# Directions
Scan the lines below for "least" and copy the matches.

╭──

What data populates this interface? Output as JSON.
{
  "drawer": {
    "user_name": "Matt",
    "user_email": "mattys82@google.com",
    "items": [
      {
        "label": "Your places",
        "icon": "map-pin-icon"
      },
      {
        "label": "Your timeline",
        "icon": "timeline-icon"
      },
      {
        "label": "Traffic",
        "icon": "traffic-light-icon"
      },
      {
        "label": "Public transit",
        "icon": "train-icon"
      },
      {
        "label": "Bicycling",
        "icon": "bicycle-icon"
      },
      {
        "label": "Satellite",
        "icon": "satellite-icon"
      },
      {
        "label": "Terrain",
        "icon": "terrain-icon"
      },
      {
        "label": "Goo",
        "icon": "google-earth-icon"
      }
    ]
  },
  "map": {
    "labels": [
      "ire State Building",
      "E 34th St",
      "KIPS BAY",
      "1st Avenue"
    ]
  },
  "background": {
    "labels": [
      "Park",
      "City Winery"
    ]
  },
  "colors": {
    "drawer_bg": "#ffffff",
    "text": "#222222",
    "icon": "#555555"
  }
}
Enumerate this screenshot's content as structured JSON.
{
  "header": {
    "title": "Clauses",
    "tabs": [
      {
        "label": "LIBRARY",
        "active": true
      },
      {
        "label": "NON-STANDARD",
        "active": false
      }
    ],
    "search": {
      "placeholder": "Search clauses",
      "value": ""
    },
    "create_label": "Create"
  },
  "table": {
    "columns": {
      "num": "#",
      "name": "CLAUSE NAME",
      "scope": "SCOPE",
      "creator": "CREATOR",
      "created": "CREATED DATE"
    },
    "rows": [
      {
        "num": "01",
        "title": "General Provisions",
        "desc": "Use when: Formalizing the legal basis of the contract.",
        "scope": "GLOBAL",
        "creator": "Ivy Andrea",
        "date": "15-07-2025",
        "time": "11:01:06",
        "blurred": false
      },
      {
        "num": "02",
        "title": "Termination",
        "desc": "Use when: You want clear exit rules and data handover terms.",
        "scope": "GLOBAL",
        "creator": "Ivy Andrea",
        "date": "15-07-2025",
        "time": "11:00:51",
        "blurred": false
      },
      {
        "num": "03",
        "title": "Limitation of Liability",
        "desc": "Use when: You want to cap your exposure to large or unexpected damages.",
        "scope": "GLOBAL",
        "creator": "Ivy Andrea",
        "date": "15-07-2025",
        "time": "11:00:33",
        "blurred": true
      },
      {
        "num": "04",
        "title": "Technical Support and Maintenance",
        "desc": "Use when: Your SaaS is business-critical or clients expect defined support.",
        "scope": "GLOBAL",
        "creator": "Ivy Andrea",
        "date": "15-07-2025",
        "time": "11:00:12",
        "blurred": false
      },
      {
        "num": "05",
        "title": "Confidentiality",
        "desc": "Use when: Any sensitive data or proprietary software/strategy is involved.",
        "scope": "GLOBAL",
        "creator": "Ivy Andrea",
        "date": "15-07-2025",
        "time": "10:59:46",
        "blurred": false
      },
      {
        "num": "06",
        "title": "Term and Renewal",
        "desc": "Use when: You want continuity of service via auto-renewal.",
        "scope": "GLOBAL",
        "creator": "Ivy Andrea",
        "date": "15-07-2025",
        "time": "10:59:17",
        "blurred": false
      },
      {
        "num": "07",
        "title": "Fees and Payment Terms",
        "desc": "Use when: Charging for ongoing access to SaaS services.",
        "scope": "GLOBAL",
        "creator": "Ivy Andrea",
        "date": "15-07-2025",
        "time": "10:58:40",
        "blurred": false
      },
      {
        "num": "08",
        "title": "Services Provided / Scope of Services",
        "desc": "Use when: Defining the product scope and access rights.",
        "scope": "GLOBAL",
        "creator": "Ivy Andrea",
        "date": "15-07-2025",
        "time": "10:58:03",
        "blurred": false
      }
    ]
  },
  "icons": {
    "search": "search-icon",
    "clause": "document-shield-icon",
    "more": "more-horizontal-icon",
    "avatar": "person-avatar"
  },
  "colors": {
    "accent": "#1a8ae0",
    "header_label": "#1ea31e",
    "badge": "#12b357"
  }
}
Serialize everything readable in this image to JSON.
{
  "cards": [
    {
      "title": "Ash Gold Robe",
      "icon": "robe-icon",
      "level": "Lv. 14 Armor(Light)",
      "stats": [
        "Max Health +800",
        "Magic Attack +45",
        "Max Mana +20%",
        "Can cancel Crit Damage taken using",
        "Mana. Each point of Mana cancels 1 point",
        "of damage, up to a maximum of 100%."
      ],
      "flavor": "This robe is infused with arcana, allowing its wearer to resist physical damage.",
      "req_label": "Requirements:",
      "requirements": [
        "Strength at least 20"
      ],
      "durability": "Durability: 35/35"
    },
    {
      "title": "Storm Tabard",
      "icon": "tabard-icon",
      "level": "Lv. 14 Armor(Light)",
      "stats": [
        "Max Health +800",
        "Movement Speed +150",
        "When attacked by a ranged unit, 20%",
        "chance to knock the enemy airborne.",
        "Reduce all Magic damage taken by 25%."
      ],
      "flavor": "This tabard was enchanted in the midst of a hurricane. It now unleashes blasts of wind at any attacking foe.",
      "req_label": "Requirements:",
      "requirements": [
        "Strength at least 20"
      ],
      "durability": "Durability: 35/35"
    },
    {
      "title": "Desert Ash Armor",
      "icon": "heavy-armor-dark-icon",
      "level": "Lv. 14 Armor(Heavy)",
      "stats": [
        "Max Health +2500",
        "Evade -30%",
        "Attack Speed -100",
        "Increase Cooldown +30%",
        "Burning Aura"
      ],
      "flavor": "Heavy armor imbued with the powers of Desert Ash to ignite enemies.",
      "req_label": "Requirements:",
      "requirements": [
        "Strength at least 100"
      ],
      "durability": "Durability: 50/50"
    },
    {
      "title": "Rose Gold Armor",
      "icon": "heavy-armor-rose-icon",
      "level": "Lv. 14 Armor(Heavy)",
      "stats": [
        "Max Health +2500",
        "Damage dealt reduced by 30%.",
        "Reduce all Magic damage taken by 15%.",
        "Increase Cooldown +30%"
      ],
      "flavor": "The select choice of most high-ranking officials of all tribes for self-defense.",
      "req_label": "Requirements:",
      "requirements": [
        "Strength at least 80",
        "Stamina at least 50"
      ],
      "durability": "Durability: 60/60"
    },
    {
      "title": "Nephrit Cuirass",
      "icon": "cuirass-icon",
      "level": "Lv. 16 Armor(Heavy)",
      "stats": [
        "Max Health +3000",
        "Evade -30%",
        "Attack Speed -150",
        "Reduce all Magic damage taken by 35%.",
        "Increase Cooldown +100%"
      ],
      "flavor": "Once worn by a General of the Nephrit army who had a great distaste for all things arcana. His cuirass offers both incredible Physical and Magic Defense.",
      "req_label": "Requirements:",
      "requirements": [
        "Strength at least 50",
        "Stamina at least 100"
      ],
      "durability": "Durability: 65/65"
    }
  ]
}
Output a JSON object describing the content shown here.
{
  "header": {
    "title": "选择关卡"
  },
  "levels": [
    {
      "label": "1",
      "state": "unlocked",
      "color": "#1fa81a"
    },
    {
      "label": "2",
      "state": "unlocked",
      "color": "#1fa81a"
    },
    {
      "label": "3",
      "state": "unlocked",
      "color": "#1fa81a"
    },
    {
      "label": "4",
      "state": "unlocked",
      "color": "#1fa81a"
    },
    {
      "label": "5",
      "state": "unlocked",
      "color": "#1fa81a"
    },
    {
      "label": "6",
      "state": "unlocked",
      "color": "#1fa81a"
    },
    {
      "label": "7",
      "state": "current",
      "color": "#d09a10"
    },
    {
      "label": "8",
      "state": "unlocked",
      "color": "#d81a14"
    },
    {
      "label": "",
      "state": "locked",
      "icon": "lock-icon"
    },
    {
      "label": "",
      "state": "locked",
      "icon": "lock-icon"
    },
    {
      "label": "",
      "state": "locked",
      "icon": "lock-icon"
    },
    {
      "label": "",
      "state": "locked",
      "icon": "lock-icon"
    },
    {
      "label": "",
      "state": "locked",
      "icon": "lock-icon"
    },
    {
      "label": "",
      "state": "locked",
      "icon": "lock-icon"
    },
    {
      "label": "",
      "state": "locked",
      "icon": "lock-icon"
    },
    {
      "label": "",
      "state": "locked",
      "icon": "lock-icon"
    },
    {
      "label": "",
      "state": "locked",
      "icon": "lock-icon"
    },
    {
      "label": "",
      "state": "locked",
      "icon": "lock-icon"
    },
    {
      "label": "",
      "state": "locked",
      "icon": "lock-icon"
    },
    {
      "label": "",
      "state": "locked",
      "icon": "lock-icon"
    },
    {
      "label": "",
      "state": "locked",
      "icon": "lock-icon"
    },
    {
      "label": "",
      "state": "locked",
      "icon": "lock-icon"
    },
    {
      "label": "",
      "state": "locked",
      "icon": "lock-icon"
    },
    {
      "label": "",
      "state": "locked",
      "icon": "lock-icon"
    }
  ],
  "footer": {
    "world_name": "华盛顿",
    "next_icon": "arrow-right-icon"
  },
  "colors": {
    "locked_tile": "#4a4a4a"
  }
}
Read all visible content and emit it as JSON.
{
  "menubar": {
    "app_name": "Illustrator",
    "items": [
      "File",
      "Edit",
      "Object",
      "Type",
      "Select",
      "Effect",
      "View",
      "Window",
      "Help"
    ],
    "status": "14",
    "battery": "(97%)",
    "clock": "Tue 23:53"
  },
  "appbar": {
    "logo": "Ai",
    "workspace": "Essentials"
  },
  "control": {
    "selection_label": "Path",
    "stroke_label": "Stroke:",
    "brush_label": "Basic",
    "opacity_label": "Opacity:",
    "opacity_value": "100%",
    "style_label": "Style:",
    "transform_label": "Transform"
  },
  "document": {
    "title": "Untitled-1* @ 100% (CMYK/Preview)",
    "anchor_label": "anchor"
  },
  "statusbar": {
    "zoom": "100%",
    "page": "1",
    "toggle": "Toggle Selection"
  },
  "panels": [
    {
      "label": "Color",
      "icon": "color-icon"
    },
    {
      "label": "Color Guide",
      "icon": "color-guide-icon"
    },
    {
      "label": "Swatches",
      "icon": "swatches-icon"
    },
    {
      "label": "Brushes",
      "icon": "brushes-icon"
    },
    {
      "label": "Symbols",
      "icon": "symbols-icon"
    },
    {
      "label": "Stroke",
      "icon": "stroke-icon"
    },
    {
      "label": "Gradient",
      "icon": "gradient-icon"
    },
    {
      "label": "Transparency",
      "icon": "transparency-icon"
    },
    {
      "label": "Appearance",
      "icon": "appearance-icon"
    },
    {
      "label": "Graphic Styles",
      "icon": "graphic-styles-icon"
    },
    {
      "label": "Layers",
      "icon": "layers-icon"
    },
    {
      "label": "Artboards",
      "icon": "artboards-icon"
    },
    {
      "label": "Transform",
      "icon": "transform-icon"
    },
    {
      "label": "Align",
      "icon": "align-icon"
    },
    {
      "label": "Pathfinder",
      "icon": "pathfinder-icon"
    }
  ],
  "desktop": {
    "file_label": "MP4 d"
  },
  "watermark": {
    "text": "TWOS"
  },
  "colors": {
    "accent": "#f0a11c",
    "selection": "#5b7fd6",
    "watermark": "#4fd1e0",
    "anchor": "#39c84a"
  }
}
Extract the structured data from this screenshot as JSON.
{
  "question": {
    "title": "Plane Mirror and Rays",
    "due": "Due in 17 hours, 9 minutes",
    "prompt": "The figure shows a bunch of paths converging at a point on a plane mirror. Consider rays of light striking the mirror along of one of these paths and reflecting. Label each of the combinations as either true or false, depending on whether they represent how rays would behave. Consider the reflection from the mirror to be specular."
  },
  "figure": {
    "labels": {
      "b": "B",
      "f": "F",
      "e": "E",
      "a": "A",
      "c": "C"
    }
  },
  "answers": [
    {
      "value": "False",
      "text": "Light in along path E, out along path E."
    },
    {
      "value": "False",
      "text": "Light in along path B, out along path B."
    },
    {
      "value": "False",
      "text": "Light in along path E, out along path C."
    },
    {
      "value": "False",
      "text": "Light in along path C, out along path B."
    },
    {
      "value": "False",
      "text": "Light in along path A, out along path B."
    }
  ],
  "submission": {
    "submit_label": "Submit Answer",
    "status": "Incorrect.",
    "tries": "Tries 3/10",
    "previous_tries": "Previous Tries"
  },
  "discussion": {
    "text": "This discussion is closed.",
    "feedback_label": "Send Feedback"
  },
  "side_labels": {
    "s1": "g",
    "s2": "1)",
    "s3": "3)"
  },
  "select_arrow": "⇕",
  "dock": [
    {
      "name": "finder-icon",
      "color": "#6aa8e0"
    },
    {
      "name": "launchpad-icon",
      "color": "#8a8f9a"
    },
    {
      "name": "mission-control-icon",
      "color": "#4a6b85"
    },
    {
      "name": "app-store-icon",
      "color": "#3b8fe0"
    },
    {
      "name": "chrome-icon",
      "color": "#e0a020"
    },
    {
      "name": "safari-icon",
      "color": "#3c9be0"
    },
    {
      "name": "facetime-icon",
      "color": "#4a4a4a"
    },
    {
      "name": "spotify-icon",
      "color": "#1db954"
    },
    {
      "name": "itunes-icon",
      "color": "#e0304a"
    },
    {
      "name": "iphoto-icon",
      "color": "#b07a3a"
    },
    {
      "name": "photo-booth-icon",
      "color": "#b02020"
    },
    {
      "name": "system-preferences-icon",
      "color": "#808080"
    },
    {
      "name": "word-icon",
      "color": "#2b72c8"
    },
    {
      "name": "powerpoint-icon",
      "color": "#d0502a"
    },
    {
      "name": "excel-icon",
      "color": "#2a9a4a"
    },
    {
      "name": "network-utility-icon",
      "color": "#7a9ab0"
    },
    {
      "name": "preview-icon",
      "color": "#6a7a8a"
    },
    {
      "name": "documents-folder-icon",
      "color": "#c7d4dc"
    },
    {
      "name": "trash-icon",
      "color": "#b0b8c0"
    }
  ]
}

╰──

# Expected answer
        "Strength at least 20"
        "Strength at least 20"
        "Strength at least 100"
        "Strength at least 80",
        "Stamina at least 50"
        "Strength at least 50",
        "Stamina at least 100"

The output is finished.